The Arctic has always exerted a pull, from Greek myth to new thriller Fortitude. Gerard Gilbert considers what's behind our fascination with the last great wilderness
Homeless Veterans appeal: Homeless in Wales can find inspiration from Daniel’s story

Homeless Veterans appeal

Homeless in Wales can find inspiration from Daniel’s story
Front National family feud?
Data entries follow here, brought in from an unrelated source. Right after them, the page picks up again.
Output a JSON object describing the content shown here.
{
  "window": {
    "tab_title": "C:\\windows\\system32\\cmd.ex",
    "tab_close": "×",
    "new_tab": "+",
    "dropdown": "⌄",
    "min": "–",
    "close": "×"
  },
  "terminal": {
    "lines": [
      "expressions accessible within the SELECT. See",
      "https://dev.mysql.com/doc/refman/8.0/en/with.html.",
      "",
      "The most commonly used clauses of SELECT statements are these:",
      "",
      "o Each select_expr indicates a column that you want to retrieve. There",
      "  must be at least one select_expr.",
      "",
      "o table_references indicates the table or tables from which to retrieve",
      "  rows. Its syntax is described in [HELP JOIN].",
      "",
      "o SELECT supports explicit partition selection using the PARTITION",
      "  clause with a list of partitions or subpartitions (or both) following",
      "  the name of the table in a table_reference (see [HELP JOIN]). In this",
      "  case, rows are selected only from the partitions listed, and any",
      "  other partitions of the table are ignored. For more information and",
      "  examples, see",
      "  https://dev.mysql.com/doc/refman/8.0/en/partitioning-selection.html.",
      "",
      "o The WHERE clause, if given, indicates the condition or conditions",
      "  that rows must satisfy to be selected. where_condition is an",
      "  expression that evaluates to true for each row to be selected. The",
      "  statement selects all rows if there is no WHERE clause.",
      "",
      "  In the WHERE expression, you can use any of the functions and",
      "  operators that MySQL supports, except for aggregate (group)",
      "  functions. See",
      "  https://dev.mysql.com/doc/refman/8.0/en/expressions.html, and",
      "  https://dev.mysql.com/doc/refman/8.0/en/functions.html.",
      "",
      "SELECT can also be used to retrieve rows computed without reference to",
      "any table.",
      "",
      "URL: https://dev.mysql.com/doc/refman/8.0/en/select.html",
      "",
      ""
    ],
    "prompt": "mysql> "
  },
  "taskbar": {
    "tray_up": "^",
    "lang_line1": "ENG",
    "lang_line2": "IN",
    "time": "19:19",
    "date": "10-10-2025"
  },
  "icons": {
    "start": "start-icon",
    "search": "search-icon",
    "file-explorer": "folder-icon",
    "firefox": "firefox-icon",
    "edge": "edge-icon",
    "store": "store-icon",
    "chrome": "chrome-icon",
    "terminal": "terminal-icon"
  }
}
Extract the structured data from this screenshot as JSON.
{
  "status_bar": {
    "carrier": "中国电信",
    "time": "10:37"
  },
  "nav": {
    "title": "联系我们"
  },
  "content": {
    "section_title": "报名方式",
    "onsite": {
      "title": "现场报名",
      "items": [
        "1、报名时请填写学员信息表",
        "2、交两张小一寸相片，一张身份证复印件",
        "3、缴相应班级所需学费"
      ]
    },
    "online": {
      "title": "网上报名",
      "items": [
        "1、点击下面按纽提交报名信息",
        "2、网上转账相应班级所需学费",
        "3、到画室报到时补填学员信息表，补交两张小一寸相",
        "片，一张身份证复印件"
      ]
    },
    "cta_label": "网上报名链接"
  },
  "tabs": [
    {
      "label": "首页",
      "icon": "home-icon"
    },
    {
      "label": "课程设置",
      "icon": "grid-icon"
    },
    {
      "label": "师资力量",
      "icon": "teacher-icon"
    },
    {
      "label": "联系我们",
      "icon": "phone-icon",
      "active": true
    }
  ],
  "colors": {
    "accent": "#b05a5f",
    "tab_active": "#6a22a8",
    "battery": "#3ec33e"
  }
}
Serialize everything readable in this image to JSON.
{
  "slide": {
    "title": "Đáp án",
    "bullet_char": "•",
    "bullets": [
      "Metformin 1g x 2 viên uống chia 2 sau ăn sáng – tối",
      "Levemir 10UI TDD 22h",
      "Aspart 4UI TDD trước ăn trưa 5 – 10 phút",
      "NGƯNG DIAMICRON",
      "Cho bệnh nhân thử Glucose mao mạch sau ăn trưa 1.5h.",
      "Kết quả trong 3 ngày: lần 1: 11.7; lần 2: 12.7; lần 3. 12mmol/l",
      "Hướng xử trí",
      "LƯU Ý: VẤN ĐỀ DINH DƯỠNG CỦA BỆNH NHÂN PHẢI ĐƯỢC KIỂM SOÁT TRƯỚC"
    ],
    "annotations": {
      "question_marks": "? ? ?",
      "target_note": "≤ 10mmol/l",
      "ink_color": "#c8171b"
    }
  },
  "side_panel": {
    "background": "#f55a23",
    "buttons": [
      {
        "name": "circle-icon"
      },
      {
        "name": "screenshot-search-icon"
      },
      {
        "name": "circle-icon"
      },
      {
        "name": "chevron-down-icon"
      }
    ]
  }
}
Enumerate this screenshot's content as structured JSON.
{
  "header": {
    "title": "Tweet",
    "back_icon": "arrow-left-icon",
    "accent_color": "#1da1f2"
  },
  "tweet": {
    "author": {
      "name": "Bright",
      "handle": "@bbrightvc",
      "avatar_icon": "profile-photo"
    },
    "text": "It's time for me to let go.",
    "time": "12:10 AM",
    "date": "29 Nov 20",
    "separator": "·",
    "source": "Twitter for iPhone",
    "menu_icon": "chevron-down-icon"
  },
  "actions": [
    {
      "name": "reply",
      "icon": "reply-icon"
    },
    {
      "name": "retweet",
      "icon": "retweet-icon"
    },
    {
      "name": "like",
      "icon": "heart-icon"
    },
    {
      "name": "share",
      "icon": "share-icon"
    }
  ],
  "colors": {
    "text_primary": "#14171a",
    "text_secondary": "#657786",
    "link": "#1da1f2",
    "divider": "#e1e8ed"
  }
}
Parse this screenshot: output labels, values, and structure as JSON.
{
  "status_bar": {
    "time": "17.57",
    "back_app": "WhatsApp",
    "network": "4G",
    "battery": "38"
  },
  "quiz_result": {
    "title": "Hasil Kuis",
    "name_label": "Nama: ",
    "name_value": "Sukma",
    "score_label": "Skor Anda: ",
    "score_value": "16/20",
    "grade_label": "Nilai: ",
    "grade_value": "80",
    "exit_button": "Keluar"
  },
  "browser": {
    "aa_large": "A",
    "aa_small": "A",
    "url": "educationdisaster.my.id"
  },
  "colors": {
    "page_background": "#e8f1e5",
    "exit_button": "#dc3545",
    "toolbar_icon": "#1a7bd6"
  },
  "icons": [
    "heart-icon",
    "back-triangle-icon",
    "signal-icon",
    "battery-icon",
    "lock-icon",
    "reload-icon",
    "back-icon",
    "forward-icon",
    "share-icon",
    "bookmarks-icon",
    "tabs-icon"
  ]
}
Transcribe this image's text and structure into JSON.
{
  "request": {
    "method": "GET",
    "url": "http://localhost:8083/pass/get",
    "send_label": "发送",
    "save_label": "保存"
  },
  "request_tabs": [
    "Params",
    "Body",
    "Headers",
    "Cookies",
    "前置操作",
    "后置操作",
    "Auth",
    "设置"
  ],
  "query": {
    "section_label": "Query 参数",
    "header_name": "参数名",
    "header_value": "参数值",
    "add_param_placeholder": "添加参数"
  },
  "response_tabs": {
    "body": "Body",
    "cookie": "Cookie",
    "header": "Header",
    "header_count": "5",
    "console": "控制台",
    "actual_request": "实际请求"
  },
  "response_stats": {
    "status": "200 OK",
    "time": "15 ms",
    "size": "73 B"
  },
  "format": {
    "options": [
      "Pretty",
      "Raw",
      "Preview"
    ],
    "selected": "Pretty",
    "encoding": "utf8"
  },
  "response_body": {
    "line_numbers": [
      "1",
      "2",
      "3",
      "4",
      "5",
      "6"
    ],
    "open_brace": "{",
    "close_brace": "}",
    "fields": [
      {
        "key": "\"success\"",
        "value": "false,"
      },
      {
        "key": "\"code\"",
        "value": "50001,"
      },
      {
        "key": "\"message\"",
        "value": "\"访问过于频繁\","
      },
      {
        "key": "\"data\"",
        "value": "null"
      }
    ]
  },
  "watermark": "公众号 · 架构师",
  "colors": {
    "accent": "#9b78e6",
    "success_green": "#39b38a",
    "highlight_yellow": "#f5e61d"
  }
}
Marine Le Pen and her relatives clash over French far-right party's response to Paris terror attacks

Front National family feud?

Marine Le Pen and her relatives clash over French far-right party's response to Paris terror attacks
Pot of gold: tasting the world’s most expensive tea

Pot of gold

Tasting the world’s most expensive tea
10 best wildlife-watching experiences: From hen harriers to porpoises

From hen harriers to porpoises: 10 best wildlife-watching experiences

While many of Britain's birds have flown south for the winter, it's still a great time to get outside for a spot of twitching
Nick Easter: 'I don’t want just to hold tackle bags, I want to be out there'

'I don’t want just to hold tackle bags, I want to be out there'

Nick Easter targeting World Cup place after England recall
DSK, Dodo the Pimp, and the Carlton Hotel

The inside track on France's trial of the year

Dominique Strauss-Kahn, Dodo the Pimp, and the Carlton Hotel:
As provocative now as they ever were

Sarah Kane season

Why her plays are as provocative now as when they were written
Murder of Japanese hostage has grim echoes of a killing in Iraq 11 years ago

Murder of Japanese hostage has grim echoes of another killing

Japanese mood was against what was seen as irresponsible trips to a vicious war zone
Syria crisis: Celebrities call on David Cameron to take more refugees as one young mother tells of torture by Assad regime

Celebrities call on David Cameron to take more Syrian refugees

One young mother tells of torture by Assad regime
The enemy within: People who hear voices in their heads are being encouraged to talk back – with promising results

The enemy within

People who hear voices in their heads are being encouraged to talk back
'In Auschwitz you got used to anything'

'In Auschwitz you got used to anything'

Survivors of the Nazi concentration camp remember its horror, 70 years on
Autumn/winter menswear 2015: The uniforms that make up modern life come to the fore

Autumn/winter menswear 2015

The uniforms that make up modern life come to the fore